The dove plays an important role in the mythical tradition of the various religions. In ancient Greece, she was worshiped as a love bird, the goddess Aphrodite sacred. In the Germanic area, a dark pigeon was considered a bird of death.
In the Judeo-Christian tradition, the origin of the special meaning of the dove is well founded in the story of Noah, who sent a dove after the flood, which returned with an olive branch. It became a sign of reconciliation between God and man. Noah’s dove, flying over the waters of the flood, is figuratively interpreted as God’s Spirit, hovering like a bird above the primordial flood of the beginning.
Christian art uses the image of the dove wherever it is spoken by the Holy Spirit, even though in other biblical stories only a very few passages speak explicitly of a dove in this context.
As a symbol of the Holy Spirit, the dove appears on depictions of the Pentecost event. And in scenes of proclaiming the birth of Jesus, the Spirit comes in dove shape to Mary. But also in representations of the Trinity, the mind is represented as a dove between the two persons of father and son.
Dove as a symbol of Peace
The dove was never limited to Europe as a symbol, although the imagery associated with it (as shown) is deeply rooted in Christian iconography
. The peace dove is today a globally understandable sign. It is by no means only depicted by Christian and communist groups, but is also used as a sign by numerous differently motivated movements.
The Finnish graphic artist, who in the mid-1970s stylized one of the world’s most widespread peace-dove motifs – a white dove with a split tail on a blue background – is although not as famous as his predecessor Picasso. But the dove symbolism remains current: it has become (indirectly) important even for the recent efforts to strengthen a common European identity.
“In the imagery of this (by no means only European) protest movement was once again the towering Importance of the Dove of Peace – while the then incumbent US President George W. Bush in connection with the Stars and Stripes of the United States advanced to the central enemy image, airplanes, bombs or the American eagle acted as negative connoted counterparts of the white dove.
However, in the digital age, this image production was not dominated by an artistic genius such as Picasso.
Rather, a mass visual culture evolved that was strongly influenced by the fast pace of the Internet. All the more remarkable seems the fact that the ancient symbol of the dove was also in the postmodern image productions of importance.
Many of the demonstrators, but also the Pope for example, continued to rely on the visual power of the white bird in spring 2003, when the initially anticipated and then actually carried out attack by an international coalition under the leadership of the USA on Iraq dominated the mass media throughout Europe and worldwide
. By the way, another important symbol of the anti-war demonstrations was the rainbow flag with the inscription “PACE” (Italian for “peace”).
Other symbols of peace
According to UNICEF, the olive branch is another symbol of peace that humanity has been using for a long time. This comes from Greece, which at that time symbolized abundance and victory over evil spirits.

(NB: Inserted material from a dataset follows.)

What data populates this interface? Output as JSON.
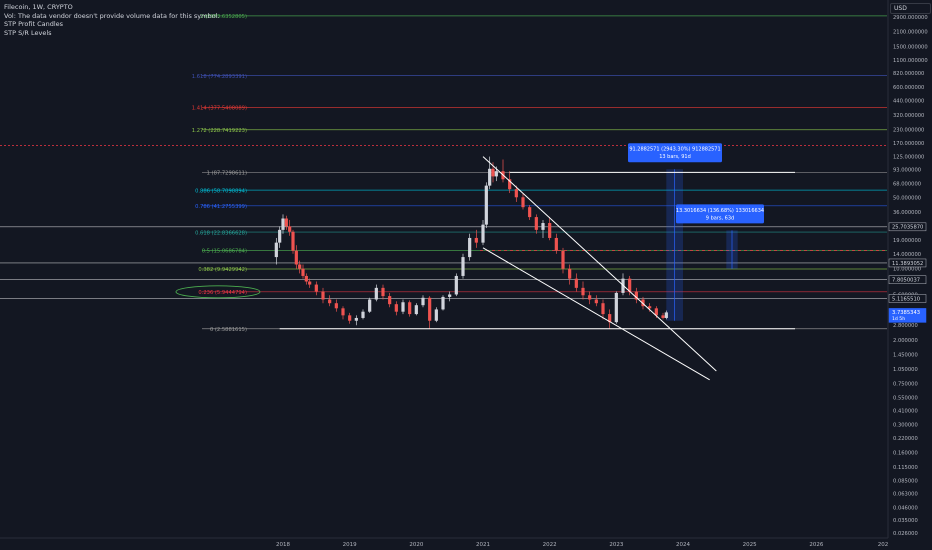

There is also an icon and symbol known to all and created in 1958 by Gerald Holtom, an English graphic designer, for a campaign in support of nuclear disarmament, which became known worldwide to symbolize peace in the 60s through the hippie movement.
UNICEF explains that there are more symbols such as cranes made by origami and the classic designs of origami, the Japanese paper folding technique.
The legend tells that whoever manages to join 1,000 cranes of paper with threads will see a wish fulfilled. They also became popular as a symbol of peace after the Second World War.
Peace is also usually represented, as a symbol, with hands painted white and outstretched that usually show the palm. It is a gesture of peace that rejects violence, and terrorism.